Galactic cosmic rays are everywhere, but they're also elusive. They're hard to block and come in a variety of forms, making them quite difficult to study.
To keep astronauts and deep-space missions safe, NASA needs to better understand the health risks posed by all sorts of space radiation, including galactic cosmic rays. But instead of studying galactic cosmic rays in space, researchers at NASA are working to replicate the rays in the lab.
In a new study, published Tuesday in the journal PLOS Biology, researchers describe a new method for producing realistic galactic cosmic rays in the lab.
"This achievement marks a significant step forward and enables a new era of radiobiology research to accelerate our understanding and mitigation of health risks faced by astronauts during long duration exploration or interplanetary travel to Mars," researchers said in a press release.
Galactic cosmic rays are composed of high-energy protons and helium ions, as well as a mix of high-energy ions derived from everything from lithium to iron. When they collide with spacecraft and astronauts, they create a variety of particles.
The rays and the particles they produce can damage tissue, and scientists are concerned that prolonged exposure to galactic cosmic rays could harm the cardiovascular system and cause neurological disorders.
Scientists have previously tried to study galactic cosmic rays in the lab but have struggled to replicate the kinds of radiation found in space. One of the problems is that current beam technologies struggle to produce the kind of particle diversity unique to galactic cosmic rays.
For the new study, researchers used fast beam switching and updated controls systems technology to rapidly and repeatedly generate diverse combinations of multiple ion-energy beams.
As scientists wrote in their paper, the new simulator can generate a "spectrum of ion beams that approximates the primary and secondary [galactic cosmic radiation] field experienced at human organ locations within a deep space vehicle."
Researchers used their new beam technology to produce 33 sequential beams featuring four proton energies, four helium energies and five heavy ions of carbon, oxygen, silicon, titanium and iron.
Scientists have already begun exposing animal models to the simulated galactic cosmic radiation fields, with hopes of identifying the effects of these high-energy particles on organ tissue and gauge the risks of cancer, cardiovascular disease and neurological disorders.
"Over the past 30 years, most research on understanding space radiation-induced health risks has been performed using acute exposures of mono-energetic single-ion beams. Now a mixed field of ions can be studied collectively in the same animal cohort, thereby drastically reducing the number of animals, husbandry, and research costs," scientists said.
*-- Scientists use ultrasonic mind control on monkeys --*
Scientists have for the first time directed the decision making of monkeys using remote, ultrasonic brain stimulation.
For the study, published Wednesday in the journal Science Advances, researchers had a pair of macaque monkeys participate in a visual test designed to investigate basic decision making.

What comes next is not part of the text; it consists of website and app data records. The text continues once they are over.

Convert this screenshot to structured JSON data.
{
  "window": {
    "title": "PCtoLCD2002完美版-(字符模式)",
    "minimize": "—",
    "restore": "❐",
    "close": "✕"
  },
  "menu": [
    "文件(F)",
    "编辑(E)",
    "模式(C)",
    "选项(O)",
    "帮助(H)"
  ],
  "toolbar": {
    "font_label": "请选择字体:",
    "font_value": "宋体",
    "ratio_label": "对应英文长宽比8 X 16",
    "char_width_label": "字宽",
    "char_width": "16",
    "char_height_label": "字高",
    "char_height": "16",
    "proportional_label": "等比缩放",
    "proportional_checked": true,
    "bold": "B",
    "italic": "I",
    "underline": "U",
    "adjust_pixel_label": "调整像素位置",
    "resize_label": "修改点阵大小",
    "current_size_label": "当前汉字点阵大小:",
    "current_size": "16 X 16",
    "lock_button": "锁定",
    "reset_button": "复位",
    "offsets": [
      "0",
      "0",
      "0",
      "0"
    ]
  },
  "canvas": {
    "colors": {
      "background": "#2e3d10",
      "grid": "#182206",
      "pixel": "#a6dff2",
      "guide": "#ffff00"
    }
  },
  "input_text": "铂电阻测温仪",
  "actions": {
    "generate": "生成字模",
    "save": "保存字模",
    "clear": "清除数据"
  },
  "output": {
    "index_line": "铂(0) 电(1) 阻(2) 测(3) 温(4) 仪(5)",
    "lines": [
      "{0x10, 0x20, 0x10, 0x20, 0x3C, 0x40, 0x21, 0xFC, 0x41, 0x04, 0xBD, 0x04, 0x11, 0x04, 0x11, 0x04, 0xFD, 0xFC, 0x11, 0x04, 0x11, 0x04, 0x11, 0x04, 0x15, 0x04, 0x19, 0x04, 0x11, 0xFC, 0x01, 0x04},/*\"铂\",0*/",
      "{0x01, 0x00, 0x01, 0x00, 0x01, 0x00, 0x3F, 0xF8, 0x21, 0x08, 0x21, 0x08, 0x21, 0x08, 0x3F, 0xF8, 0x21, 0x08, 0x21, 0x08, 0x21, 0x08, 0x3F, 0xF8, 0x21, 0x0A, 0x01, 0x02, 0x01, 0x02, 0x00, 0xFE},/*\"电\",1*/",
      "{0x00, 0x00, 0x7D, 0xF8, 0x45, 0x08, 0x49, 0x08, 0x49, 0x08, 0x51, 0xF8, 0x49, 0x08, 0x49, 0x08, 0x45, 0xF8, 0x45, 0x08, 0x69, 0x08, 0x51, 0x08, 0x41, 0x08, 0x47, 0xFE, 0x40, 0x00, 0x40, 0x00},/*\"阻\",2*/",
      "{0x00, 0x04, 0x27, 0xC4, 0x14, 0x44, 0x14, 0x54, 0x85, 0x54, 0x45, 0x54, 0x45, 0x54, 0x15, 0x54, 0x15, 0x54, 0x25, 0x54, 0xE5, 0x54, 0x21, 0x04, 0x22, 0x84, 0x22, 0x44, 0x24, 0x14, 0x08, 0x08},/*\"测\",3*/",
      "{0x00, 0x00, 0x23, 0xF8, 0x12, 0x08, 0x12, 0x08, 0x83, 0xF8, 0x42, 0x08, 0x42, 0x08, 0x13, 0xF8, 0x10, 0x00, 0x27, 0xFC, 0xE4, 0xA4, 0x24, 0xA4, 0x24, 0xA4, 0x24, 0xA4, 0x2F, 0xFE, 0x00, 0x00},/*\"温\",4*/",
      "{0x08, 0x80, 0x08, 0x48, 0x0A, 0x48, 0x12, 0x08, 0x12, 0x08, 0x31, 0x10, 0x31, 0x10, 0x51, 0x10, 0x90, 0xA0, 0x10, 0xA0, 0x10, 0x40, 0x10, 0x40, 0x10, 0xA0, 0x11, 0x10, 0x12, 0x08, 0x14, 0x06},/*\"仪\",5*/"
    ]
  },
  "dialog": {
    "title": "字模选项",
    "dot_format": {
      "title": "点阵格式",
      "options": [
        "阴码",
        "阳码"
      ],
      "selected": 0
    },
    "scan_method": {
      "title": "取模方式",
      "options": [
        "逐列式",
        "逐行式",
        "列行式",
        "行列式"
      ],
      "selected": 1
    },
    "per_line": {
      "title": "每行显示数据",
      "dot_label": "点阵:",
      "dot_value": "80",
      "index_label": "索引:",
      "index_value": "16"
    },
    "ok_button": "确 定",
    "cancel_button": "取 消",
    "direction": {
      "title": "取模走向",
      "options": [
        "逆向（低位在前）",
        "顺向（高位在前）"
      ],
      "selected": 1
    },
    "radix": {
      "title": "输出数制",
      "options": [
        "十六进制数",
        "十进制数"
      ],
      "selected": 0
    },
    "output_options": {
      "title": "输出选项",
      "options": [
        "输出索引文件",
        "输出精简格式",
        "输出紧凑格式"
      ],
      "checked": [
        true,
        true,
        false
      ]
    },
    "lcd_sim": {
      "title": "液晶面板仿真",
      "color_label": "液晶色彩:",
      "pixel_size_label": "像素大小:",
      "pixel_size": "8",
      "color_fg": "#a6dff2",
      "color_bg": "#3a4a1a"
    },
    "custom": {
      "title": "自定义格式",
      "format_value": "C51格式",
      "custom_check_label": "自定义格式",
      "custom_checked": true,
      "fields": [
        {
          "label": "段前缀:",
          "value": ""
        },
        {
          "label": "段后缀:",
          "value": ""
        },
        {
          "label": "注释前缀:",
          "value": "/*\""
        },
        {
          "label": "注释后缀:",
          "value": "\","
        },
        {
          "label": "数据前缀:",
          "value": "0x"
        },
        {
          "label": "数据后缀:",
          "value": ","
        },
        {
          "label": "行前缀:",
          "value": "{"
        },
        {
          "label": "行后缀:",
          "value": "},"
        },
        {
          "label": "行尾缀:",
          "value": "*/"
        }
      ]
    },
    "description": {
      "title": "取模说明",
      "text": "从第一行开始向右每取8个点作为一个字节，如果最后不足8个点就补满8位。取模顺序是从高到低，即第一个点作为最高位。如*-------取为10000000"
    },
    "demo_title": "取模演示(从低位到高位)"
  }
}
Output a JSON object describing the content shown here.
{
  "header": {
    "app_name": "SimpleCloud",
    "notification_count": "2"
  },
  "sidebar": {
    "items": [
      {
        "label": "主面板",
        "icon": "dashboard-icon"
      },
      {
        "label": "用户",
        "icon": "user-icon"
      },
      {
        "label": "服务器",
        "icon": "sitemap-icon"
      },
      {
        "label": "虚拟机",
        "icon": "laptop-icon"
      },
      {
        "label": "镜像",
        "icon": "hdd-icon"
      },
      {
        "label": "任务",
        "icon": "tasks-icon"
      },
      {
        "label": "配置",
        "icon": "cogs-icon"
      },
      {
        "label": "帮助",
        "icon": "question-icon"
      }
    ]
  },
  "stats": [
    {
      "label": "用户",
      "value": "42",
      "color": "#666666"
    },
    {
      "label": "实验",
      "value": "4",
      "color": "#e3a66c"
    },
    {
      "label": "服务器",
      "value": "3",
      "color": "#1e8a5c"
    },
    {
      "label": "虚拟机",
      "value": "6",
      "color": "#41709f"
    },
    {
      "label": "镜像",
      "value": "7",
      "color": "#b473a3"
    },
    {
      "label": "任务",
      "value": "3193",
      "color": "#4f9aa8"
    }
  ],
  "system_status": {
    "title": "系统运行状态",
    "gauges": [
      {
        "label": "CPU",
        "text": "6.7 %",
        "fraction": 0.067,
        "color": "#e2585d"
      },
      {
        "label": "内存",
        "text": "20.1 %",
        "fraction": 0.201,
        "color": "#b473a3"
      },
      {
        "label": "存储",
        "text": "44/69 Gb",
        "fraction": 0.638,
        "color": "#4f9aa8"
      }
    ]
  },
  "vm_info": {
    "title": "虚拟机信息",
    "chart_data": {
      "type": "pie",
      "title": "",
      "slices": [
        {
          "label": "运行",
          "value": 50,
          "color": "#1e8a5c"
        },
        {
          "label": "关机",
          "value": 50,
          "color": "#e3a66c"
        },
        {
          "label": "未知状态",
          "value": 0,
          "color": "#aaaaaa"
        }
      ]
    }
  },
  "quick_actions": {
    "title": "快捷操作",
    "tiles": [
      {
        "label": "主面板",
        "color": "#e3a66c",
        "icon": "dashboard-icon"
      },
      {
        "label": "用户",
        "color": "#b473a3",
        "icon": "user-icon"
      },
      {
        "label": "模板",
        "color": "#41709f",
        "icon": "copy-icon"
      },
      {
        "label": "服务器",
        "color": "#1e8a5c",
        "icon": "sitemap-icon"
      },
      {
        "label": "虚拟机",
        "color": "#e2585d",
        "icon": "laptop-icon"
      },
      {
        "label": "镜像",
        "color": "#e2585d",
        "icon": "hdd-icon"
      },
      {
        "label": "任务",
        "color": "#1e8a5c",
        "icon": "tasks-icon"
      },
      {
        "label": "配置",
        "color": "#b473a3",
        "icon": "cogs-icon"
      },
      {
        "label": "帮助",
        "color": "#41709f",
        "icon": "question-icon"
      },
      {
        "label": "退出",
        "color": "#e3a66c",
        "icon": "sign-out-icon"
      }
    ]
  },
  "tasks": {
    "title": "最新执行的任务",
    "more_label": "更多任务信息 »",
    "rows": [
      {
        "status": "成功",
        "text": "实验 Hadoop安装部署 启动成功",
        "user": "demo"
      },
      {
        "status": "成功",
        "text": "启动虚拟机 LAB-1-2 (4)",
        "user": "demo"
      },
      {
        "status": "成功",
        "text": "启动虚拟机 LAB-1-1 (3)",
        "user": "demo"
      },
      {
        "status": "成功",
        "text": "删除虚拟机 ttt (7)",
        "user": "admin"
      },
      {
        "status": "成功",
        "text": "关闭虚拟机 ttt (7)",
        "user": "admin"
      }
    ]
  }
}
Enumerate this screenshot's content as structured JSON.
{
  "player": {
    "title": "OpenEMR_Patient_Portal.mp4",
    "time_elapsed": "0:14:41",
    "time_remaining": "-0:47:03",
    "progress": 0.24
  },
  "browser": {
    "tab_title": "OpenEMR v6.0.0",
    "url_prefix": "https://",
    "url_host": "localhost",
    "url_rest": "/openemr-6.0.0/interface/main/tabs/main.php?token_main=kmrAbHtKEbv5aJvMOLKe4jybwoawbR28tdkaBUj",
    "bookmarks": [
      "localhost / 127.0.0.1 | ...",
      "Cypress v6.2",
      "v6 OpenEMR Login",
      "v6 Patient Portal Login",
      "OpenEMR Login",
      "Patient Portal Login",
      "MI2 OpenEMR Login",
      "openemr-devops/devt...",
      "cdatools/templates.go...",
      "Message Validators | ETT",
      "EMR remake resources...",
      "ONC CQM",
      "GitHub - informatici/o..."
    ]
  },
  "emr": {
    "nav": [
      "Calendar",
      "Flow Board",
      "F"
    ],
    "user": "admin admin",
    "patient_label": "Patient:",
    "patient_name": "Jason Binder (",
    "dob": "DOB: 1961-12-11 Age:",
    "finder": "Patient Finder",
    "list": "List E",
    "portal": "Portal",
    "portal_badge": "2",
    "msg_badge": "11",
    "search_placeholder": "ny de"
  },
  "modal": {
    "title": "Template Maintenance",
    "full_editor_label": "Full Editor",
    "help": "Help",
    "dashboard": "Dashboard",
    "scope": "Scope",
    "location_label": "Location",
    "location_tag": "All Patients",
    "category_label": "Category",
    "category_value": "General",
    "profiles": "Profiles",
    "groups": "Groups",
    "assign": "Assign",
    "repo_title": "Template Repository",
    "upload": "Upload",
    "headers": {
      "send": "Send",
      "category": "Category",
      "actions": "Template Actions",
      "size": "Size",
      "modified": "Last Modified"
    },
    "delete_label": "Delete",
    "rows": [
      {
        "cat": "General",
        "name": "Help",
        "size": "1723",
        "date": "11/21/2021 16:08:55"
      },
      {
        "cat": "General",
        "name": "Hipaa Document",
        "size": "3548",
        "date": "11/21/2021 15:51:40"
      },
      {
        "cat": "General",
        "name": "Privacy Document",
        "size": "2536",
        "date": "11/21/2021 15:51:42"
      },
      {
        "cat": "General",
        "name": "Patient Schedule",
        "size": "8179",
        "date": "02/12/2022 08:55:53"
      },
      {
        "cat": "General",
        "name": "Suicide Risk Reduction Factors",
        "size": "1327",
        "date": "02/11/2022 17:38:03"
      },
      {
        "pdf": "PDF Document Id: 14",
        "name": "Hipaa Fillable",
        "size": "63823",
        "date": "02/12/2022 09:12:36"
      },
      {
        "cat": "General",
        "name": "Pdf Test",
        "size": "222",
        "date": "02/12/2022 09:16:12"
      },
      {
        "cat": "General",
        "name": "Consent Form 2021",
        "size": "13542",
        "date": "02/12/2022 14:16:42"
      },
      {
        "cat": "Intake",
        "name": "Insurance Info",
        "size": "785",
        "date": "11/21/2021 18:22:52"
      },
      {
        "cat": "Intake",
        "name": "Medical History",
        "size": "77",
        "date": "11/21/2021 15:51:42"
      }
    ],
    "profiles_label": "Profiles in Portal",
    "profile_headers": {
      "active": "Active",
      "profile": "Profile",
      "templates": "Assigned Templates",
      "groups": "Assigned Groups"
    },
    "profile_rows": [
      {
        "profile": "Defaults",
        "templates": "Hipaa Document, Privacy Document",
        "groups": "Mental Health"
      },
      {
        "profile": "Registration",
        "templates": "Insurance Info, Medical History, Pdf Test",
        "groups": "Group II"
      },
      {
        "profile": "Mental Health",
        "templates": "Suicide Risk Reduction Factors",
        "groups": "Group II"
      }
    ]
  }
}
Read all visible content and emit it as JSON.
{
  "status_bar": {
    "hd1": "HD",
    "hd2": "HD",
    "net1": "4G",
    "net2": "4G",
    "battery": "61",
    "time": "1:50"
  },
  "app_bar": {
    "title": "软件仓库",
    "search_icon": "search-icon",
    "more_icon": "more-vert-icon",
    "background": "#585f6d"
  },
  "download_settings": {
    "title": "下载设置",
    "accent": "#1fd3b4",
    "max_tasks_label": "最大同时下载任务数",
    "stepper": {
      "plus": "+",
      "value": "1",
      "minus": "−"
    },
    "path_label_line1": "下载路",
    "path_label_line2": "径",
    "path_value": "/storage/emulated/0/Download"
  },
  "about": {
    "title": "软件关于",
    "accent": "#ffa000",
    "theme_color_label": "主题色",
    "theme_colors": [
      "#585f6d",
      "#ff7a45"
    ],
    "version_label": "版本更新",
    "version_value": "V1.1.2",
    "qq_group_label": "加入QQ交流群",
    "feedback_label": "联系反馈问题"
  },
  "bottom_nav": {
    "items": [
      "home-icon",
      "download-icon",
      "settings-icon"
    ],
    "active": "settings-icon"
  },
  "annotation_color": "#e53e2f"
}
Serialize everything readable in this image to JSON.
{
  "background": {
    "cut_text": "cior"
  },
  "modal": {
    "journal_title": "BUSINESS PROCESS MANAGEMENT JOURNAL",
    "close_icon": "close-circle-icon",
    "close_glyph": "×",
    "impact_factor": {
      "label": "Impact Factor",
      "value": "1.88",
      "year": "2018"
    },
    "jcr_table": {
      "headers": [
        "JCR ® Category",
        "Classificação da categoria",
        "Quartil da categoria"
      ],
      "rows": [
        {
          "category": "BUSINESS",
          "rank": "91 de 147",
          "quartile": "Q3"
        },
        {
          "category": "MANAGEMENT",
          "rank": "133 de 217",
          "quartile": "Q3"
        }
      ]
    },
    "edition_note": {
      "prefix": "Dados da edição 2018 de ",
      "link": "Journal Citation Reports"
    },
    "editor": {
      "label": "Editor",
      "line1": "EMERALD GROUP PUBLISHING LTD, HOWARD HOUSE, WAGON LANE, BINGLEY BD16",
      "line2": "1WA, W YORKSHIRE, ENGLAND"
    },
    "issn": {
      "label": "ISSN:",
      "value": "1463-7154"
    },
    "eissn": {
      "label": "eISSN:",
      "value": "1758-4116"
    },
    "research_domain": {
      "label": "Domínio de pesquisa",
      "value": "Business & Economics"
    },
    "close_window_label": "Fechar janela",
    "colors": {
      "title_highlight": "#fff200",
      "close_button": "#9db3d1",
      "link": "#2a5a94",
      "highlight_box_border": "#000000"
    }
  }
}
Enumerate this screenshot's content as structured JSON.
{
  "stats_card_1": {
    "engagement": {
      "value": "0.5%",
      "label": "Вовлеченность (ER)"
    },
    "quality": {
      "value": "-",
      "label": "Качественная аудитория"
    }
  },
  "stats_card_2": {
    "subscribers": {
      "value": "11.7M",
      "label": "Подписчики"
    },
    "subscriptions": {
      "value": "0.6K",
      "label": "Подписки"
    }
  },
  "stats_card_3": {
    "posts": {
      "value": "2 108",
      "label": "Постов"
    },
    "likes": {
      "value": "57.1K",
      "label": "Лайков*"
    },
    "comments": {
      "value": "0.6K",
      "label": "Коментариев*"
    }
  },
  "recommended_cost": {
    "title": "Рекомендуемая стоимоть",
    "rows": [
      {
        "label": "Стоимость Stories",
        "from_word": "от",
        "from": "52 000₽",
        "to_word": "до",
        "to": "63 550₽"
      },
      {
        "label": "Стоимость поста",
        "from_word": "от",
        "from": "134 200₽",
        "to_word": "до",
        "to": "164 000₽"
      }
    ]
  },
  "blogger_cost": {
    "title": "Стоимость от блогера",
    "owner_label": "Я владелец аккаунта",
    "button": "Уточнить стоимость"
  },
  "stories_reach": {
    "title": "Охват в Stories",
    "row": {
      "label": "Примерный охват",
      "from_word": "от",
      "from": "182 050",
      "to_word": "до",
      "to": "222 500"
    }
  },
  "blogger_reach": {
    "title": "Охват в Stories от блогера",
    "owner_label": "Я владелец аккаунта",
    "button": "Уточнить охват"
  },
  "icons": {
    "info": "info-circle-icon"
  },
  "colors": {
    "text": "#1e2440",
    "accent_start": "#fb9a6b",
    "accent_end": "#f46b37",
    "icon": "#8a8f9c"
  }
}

The monkeys were made to look at a target at the center of a screen before being presented with a second and third target to the left and right sides of the screen, one following the other.
Typically, macaques and other monkeys glance at the target that appears first, but researchers were able to alter the tendency by directing low-intensity ultrasound waves
at the frontal eye fields of the two monkeys, the brain region that controls eye movement.
"Brief, low-intensity ultrasound pulses delivered non-invasively into specific brain regions of macaque monkeys influenced their decisions regarding which target to choose," researchers wrote . "The effects were substantial, leading to around a 2:1 bias in choices compared to the default balanced proportion."
Each of the ultrasonic pulses lasted 300 milliseconds and was applied just before the first secondary target appeared on the sides of the screen. The pulses cause brain tissue to vibrate and neurons to fire, altering the neuronal sequences in the targeted brain region.
When researchers directed ultrasonic waves on the monkey's motor cortex, which doesn't control the eye movements or decision making of monkeys, the visual choices of the two monkeys were unaffected.
Though a lot more testing of the technology and its potential is necessary, scientists estimate ultrasonic brain manipulation could eventually be used to study and treat decision-making disorders like addiction in humans.
"There are ... tantalizing opportunities to apply ultrasonic neuromodulation to non-invasively modulate choice behavior in humans, with first applications aimed at determining the set of circuits involved in a given disorder in a given individual," researchers wrote.